__Task directions__. From the data below, repeat everything exactly except the images.
- - - - - - -
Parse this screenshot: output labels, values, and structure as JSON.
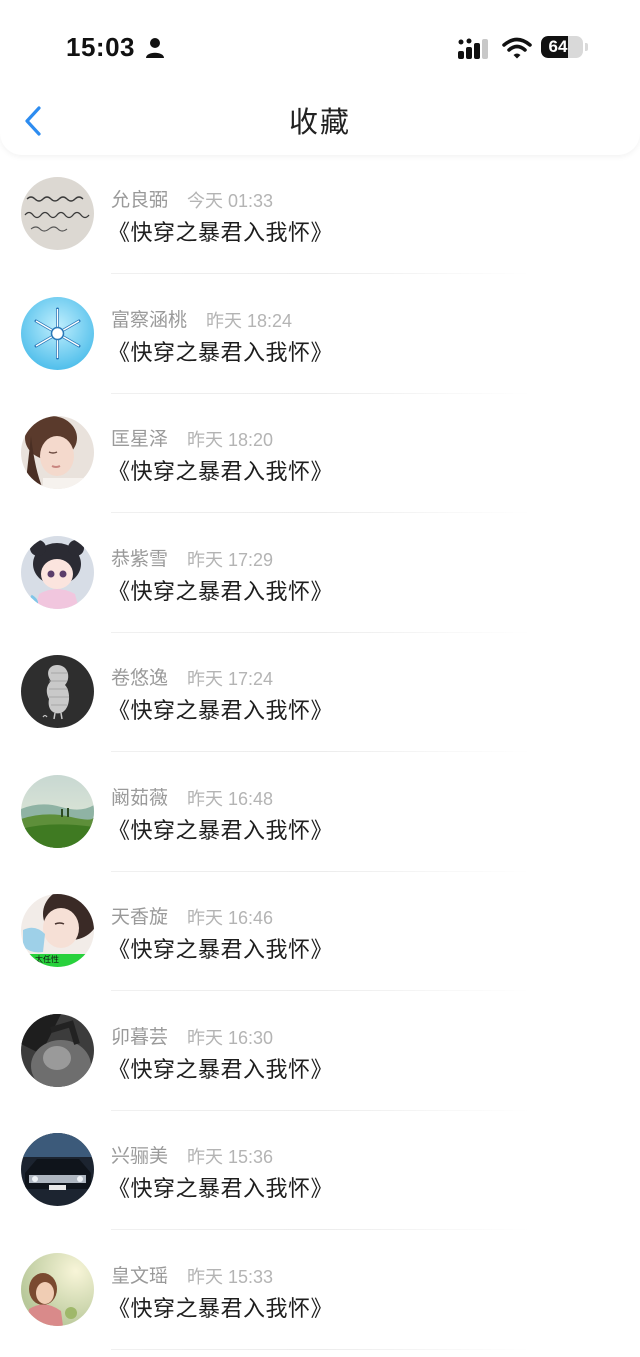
{
  "status_bar": {
    "time": "15:03",
    "battery": "64",
    "battery_level": 0.64
  },
  "header": {
    "title": "收藏"
  },
  "items": [
    {
      "name": "允良弼",
      "time": "今天 01:33",
      "title": "《快穿之暴君入我怀》",
      "avatar": "handwriting-avatar"
    },
    {
      "name": "富察涵桃",
      "time": "昨天 18:24",
      "title": "《快穿之暴君入我怀》",
      "avatar": "snowflake-avatar"
    },
    {
      "name": "匡星泽",
      "time": "昨天 18:20",
      "title": "《快穿之暴君入我怀》",
      "avatar": "portrait-avatar"
    },
    {
      "name": "恭紫雪",
      "time": "昨天 17:29",
      "title": "《快穿之暴君入我怀》",
      "avatar": "anime-girl-avatar"
    },
    {
      "name": "卷悠逸",
      "time": "昨天 17:24",
      "title": "《快穿之暴君入我怀》",
      "avatar": "peanut-avatar"
    },
    {
      "name": "阚茹薇",
      "time": "昨天 16:48",
      "title": "《快穿之暴君入我怀》",
      "avatar": "landscape-avatar"
    },
    {
      "name": "天香旋",
      "time": "昨天 16:46",
      "title": "《快穿之暴君入我怀》",
      "avatar": "masked-girl-avatar"
    },
    {
      "name": "卯暮芸",
      "time": "昨天 16:30",
      "title": "《快穿之暴君入我怀》",
      "avatar": "monochrome-avatar"
    },
    {
      "name": "兴骊美",
      "time": "昨天 15:36",
      "title": "《快穿之暴君入我怀》",
      "avatar": "car-avatar"
    },
    {
      "name": "皇文瑶",
      "time": "昨天 15:33",
      "title": "《快穿之暴君入我怀》",
      "avatar": "sunlit-girl-avatar"
    }
  ],
  "colors": {
    "accent": "#2d8cf0",
    "name_text": "#9a9a9a",
    "time_text": "#b4b4b4"
  }
}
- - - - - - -
__Finished task__.
Parse this screenshot: output labels, values, and structure as JSON.
{
  "status_bar": {
    "time": "15:03",
    "battery": "64",
    "battery_level": 0.64
  },
  "header": {
    "title": "收藏"
  },
  "items": [
    {
      "name": "允良弼",
      "time": "今天 01:33",
      "title": "《快穿之暴君入我怀》",
      "avatar": "handwriting-avatar"
    },
    {
      "name": "富察涵桃",
      "time": "昨天 18:24",
      "title": "《快穿之暴君入我怀》",
      "avatar": "snowflake-avatar"
    },
    {
      "name": "匡星泽",
      "time": "昨天 18:20",
      "title": "《快穿之暴君入我怀》",
      "avatar": "portrait-avatar"
    },
    {
      "name": "恭紫雪",
      "time": "昨天 17:29",
      "title": "《快穿之暴君入我怀》",
      "avatar": "anime-girl-avatar"
    },
    {
      "name": "卷悠逸",
      "time": "昨天 17:24",
      "title": "《快穿之暴君入我怀》",
      "avatar": "peanut-avatar"
    },
    {
      "name": "阚茹薇",
      "time": "昨天 16:48",
      "title": "《快穿之暴君入我怀》",
      "avatar": "landscape-avatar"
    },
    {
      "name": "天香旋",
      "time": "昨天 16:46",
      "title": "《快穿之暴君入我怀》",
      "avatar": "masked-girl-avatar"
    },
    {
      "name": "卯暮芸",
      "time": "昨天 16:30",
      "title": "《快穿之暴君入我怀》",
      "avatar": "monochrome-avatar"
    },
    {
      "name": "兴骊美",
      "time": "昨天 15:36",
      "title": "《快穿之暴君入我怀》",
      "avatar": "car-avatar"
    },
    {
      "name": "皇文瑶",
      "time": "昨天 15:33",
      "title": "《快穿之暴君入我怀》",
      "avatar": "sunlit-girl-avatar"
    }
  ],
  "colors": {
    "accent": "#2d8cf0",
    "name_text": "#9a9a9a",
    "time_text": "#b4b4b4"
  }
}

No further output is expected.